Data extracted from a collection

= Beginning of Section =

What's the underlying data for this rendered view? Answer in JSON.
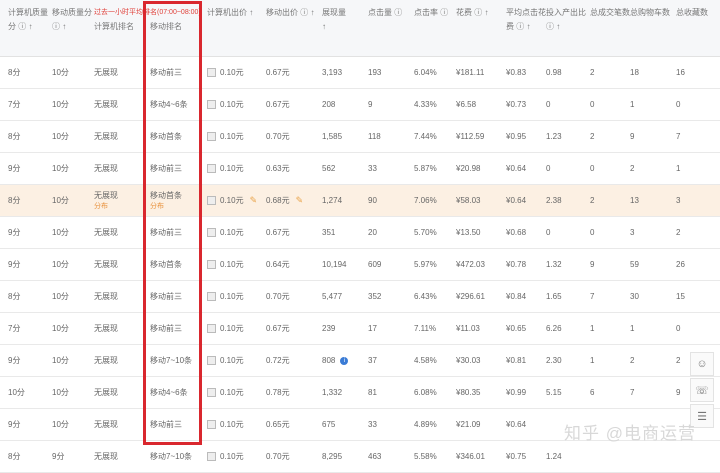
{
  "header": {
    "c0": [
      "计算机质量",
      "分 ⓘ ↑"
    ],
    "c1": [
      "移动质量分",
      "ⓘ ↑"
    ],
    "c2_note": "过去一小时平均排名(07:00~08:00)",
    "c2": "计算机排名",
    "c3": "移动排名",
    "c4": "计算机出价 ↑",
    "c5": "移动出价 ⓘ ↑",
    "c6": [
      "展现量",
      "↑"
    ],
    "c7": "点击量 ⓘ",
    "c8": "点击率 ⓘ",
    "c9": "花费 ⓘ ↑",
    "c10": [
      "平均点击花",
      "费 ⓘ ↑"
    ],
    "c11": [
      "投入产出比",
      "ⓘ ↑"
    ],
    "c12": "总成交笔数",
    "c13": "总购物车数",
    "c14": "总收藏数"
  },
  "rows": [
    {
      "pc_q": "8分",
      "m_q": "10分",
      "pc_rank": "无展现",
      "m_rank": "移动前三",
      "pc_bid": "0.10元",
      "m_bid": "0.67元",
      "imp": "3,193",
      "clk": "193",
      "ctr": "6.04%",
      "cost": "¥181.11",
      "cpc": "¥0.83",
      "roi": "0.98",
      "deals": "2",
      "cart": "18",
      "fav": "16"
    },
    {
      "pc_q": "7分",
      "m_q": "10分",
      "pc_rank": "无展现",
      "m_rank": "移动4~6条",
      "pc_bid": "0.10元",
      "m_bid": "0.67元",
      "imp": "208",
      "clk": "9",
      "ctr": "4.33%",
      "cost": "¥6.58",
      "cpc": "¥0.73",
      "roi": "0",
      "deals": "0",
      "cart": "1",
      "fav": "0"
    },
    {
      "pc_q": "8分",
      "m_q": "10分",
      "pc_rank": "无展现",
      "m_rank": "移动首条",
      "pc_bid": "0.10元",
      "m_bid": "0.70元",
      "imp": "1,585",
      "clk": "118",
      "ctr": "7.44%",
      "cost": "¥112.59",
      "cpc": "¥0.95",
      "roi": "1.23",
      "deals": "2",
      "cart": "9",
      "fav": "7"
    },
    {
      "pc_q": "9分",
      "m_q": "10分",
      "pc_rank": "无展现",
      "m_rank": "移动前三",
      "pc_bid": "0.10元",
      "m_bid": "0.63元",
      "imp": "562",
      "clk": "33",
      "ctr": "5.87%",
      "cost": "¥20.98",
      "cpc": "¥0.64",
      "roi": "0",
      "deals": "0",
      "cart": "2",
      "fav": "1"
    },
    {
      "pc_q": "8分",
      "m_q": "10分",
      "pc_rank": "无展现",
      "pc_sub": "分布",
      "m_rank": "移动首条",
      "m_sub": "分布",
      "pc_bid": "0.10元",
      "m_bid": "0.68元",
      "imp": "1,274",
      "clk": "90",
      "ctr": "7.06%",
      "cost": "¥58.03",
      "cpc": "¥0.64",
      "roi": "2.38",
      "deals": "2",
      "cart": "13",
      "fav": "3",
      "highlight": true,
      "edit": true
    },
    {
      "pc_q": "9分",
      "m_q": "10分",
      "pc_rank": "无展现",
      "m_rank": "移动前三",
      "pc_bid": "0.10元",
      "m_bid": "0.67元",
      "imp": "351",
      "clk": "20",
      "ctr": "5.70%",
      "cost": "¥13.50",
      "cpc": "¥0.68",
      "roi": "0",
      "deals": "0",
      "cart": "3",
      "fav": "2"
    },
    {
      "pc_q": "9分",
      "m_q": "10分",
      "pc_rank": "无展现",
      "m_rank": "移动首条",
      "pc_bid": "0.10元",
      "m_bid": "0.64元",
      "imp": "10,194",
      "clk": "609",
      "ctr": "5.97%",
      "cost": "¥472.03",
      "cpc": "¥0.78",
      "roi": "1.32",
      "deals": "9",
      "cart": "59",
      "fav": "26"
    },
    {
      "pc_q": "8分",
      "m_q": "10分",
      "pc_rank": "无展现",
      "m_rank": "移动前三",
      "pc_bid": "0.10元",
      "m_bid": "0.70元",
      "imp": "5,477",
      "clk": "352",
      "ctr": "6.43%",
      "cost": "¥296.61",
      "cpc": "¥0.84",
      "roi": "1.65",
      "deals": "7",
      "cart": "30",
      "fav": "15"
    },
    {
      "pc_q": "7分",
      "m_q": "10分",
      "pc_rank": "无展现",
      "m_rank": "移动前三",
      "pc_bid": "0.10元",
      "m_bid": "0.67元",
      "imp": "239",
      "clk": "17",
      "ctr": "7.11%",
      "cost": "¥11.03",
      "cpc": "¥0.65",
      "roi": "6.26",
      "deals": "1",
      "cart": "1",
      "fav": "0"
    },
    {
      "pc_q": "9分",
      "m_q": "10分",
      "pc_rank": "无展现",
      "m_rank": "移动7~10条",
      "pc_bid": "0.10元",
      "m_bid": "0.72元",
      "imp": "808",
      "clk": "37",
      "ctr": "4.58%",
      "cost": "¥30.03",
      "cpc": "¥0.81",
      "roi": "2.30",
      "deals": "1",
      "cart": "2",
      "fav": "2",
      "info": true
    },
    {
      "pc_q": "10分",
      "m_q": "10分",
      "pc_rank": "无展现",
      "m_rank": "移动4~6条",
      "pc_bid": "0.10元",
      "m_bid": "0.78元",
      "imp": "1,332",
      "clk": "81",
      "ctr": "6.08%",
      "cost": "¥80.35",
      "cpc": "¥0.99",
      "roi": "5.15",
      "deals": "6",
      "cart": "7",
      "fav": "9"
    },
    {
      "pc_q": "9分",
      "m_q": "10分",
      "pc_rank": "无展现",
      "m_rank": "移动前三",
      "pc_bid": "0.10元",
      "m_bid": "0.65元",
      "imp": "675",
      "clk": "33",
      "ctr": "4.89%",
      "cost": "¥21.09",
      "cpc": "¥0.64",
      "roi": "",
      "deals": "",
      "cart": "",
      "fav": ""
    },
    {
      "pc_q": "8分",
      "m_q": "9分",
      "pc_rank": "无展现",
      "m_rank": "移动7~10条",
      "pc_bid": "0.10元",
      "m_bid": "0.70元",
      "imp": "8,295",
      "clk": "463",
      "ctr": "5.58%",
      "cost": "¥346.01",
      "cpc": "¥0.75",
      "roi": "1.24",
      "deals": "",
      "cart": "",
      "fav": ""
    }
  ],
  "watermark": "知乎 @电商运营"
}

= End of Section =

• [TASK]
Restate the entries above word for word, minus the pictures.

• [WORKED SOLUTION]
What's the underlying data for this rendered view? Answer in JSON.
{
  "header": {
    "c0": [
      "计算机质量",
      "分 ⓘ ↑"
    ],
    "c1": [
      "移动质量分",
      "ⓘ ↑"
    ],
    "c2_note": "过去一小时平均排名(07:00~08:00)",
    "c2": "计算机排名",
    "c3": "移动排名",
    "c4": "计算机出价 ↑",
    "c5": "移动出价 ⓘ ↑",
    "c6": [
      "展现量",
      "↑"
    ],
    "c7": "点击量 ⓘ",
    "c8": "点击率 ⓘ",
    "c9": "花费 ⓘ ↑",
    "c10": [
      "平均点击花",
      "费 ⓘ ↑"
    ],
    "c11": [
      "投入产出比",
      "ⓘ ↑"
    ],
    "c12": "总成交笔数",
    "c13": "总购物车数",
    "c14": "总收藏数"
  },
  "rows": [
    {
      "pc_q": "8分",
      "m_q": "10分",
      "pc_rank": "无展现",
      "m_rank": "移动前三",
      "pc_bid": "0.10元",
      "m_bid": "0.67元",
      "imp": "3,193",
      "clk": "193",
      "ctr": "6.04%",
      "cost": "¥181.11",
      "cpc": "¥0.83",
      "roi": "0.98",
      "deals": "2",
      "cart": "18",
      "fav": "16"
    },
    {
      "pc_q": "7分",
      "m_q": "10分",
      "pc_rank": "无展现",
      "m_rank": "移动4~6条",
      "pc_bid": "0.10元",
      "m_bid": "0.67元",
      "imp": "208",
      "clk": "9",
      "ctr": "4.33%",
      "cost": "¥6.58",
      "cpc": "¥0.73",
      "roi": "0",
      "deals": "0",
      "cart": "1",
      "fav": "0"
    },
    {
      "pc_q": "8分",
      "m_q": "10分",
      "pc_rank": "无展现",
      "m_rank": "移动首条",
      "pc_bid": "0.10元",
      "m_bid": "0.70元",
      "imp": "1,585",
      "clk": "118",
      "ctr": "7.44%",
      "cost": "¥112.59",
      "cpc": "¥0.95",
      "roi": "1.23",
      "deals": "2",
      "cart": "9",
      "fav": "7"
    },
    {
      "pc_q": "9分",
      "m_q": "10分",
      "pc_rank": "无展现",
      "m_rank": "移动前三",
      "pc_bid": "0.10元",
      "m_bid": "0.63元",
      "imp": "562",
      "clk": "33",
      "ctr": "5.87%",
      "cost": "¥20.98",
      "cpc": "¥0.64",
      "roi": "0",
      "deals": "0",
      "cart": "2",
      "fav": "1"
    },
    {
      "pc_q": "8分",
      "m_q": "10分",
      "pc_rank": "无展现",
      "pc_sub": "分布",
      "m_rank": "移动首条",
      "m_sub": "分布",
      "pc_bid": "0.10元",
      "m_bid": "0.68元",
      "imp": "1,274",
      "clk": "90",
      "ctr": "7.06%",
      "cost": "¥58.03",
      "cpc": "¥0.64",
      "roi": "2.38",
      "deals": "2",
      "cart": "13",
      "fav": "3",
      "highlight": true,
      "edit": true
    },
    {
      "pc_q": "9分",
      "m_q": "10分",
      "pc_rank": "无展现",
      "m_rank": "移动前三",
      "pc_bid": "0.10元",
      "m_bid": "0.67元",
      "imp": "351",
      "clk": "20",
      "ctr": "5.70%",
      "cost": "¥13.50",
      "cpc": "¥0.68",
      "roi": "0",
      "deals": "0",
      "cart": "3",
      "fav": "2"
    },
    {
      "pc_q": "9分",
      "m_q": "10分",
      "pc_rank": "无展现",
      "m_rank": "移动首条",
      "pc_bid": "0.10元",
      "m_bid": "0.64元",
      "imp": "10,194",
      "clk": "609",
      "ctr": "5.97%",
      "cost": "¥472.03",
      "cpc": "¥0.78",
      "roi": "1.32",
      "deals": "9",
      "cart": "59",
      "fav": "26"
    },
    {
      "pc_q": "8分",
      "m_q": "10分",
      "pc_rank": "无展现",
      "m_rank": "移动前三",
      "pc_bid": "0.10元",
      "m_bid": "0.70元",
      "imp": "5,477",
      "clk": "352",
      "ctr": "6.43%",
      "cost": "¥296.61",
      "cpc": "¥0.84",
      "roi": "1.65",
      "deals": "7",
      "cart": "30",
      "fav": "15"
    },
    {
      "pc_q": "7分",
      "m_q": "10分",
      "pc_rank": "无展现",
      "m_rank": "移动前三",
      "pc_bid": "0.10元",
      "m_bid": "0.67元",
      "imp": "239",
      "clk": "17",
      "ctr": "7.11%",
      "cost": "¥11.03",
      "cpc": "¥0.65",
      "roi": "6.26",
      "deals": "1",
      "cart": "1",
      "fav": "0"
    },
    {
      "pc_q": "9分",
      "m_q": "10分",
      "pc_rank": "无展现",
      "m_rank": "移动7~10条",
      "pc_bid": "0.10元",
      "m_bid": "0.72元",
      "imp": "808",
      "clk": "37",
      "ctr": "4.58%",
      "cost": "¥30.03",
      "cpc": "¥0.81",
      "roi": "2.30",
      "deals": "1",
      "cart": "2",
      "fav": "2",
      "info": true
    },
    {
      "pc_q": "10分",
      "m_q": "10分",
      "pc_rank": "无展现",
      "m_rank": "移动4~6条",
      "pc_bid": "0.10元",
      "m_bid": "0.78元",
      "imp": "1,332",
      "clk": "81",
      "ctr": "6.08%",
      "cost": "¥80.35",
      "cpc": "¥0.99",
      "roi": "5.15",
      "deals": "6",
      "cart": "7",
      "fav": "9"
    },
    {
      "pc_q": "9分",
      "m_q": "10分",
      "pc_rank": "无展现",
      "m_rank": "移动前三",
      "pc_bid": "0.10元",
      "m_bid": "0.65元",
      "imp": "675",
      "clk": "33",
      "ctr": "4.89%",
      "cost": "¥21.09",
      "cpc": "¥0.64",
      "roi": "",
      "deals": "",
      "cart": "",
      "fav": ""
    },
    {
      "pc_q": "8分",
      "m_q": "9分",
      "pc_rank": "无展现",
      "m_rank": "移动7~10条",
      "pc_bid": "0.10元",
      "m_bid": "0.70元",
      "imp": "8,295",
      "clk": "463",
      "ctr": "5.58%",
      "cost": "¥346.01",
      "cpc": "¥0.75",
      "roi": "1.24",
      "deals": "",
      "cart": "",
      "fav": ""
    }
  ],
  "watermark": "知乎 @电商运营"
}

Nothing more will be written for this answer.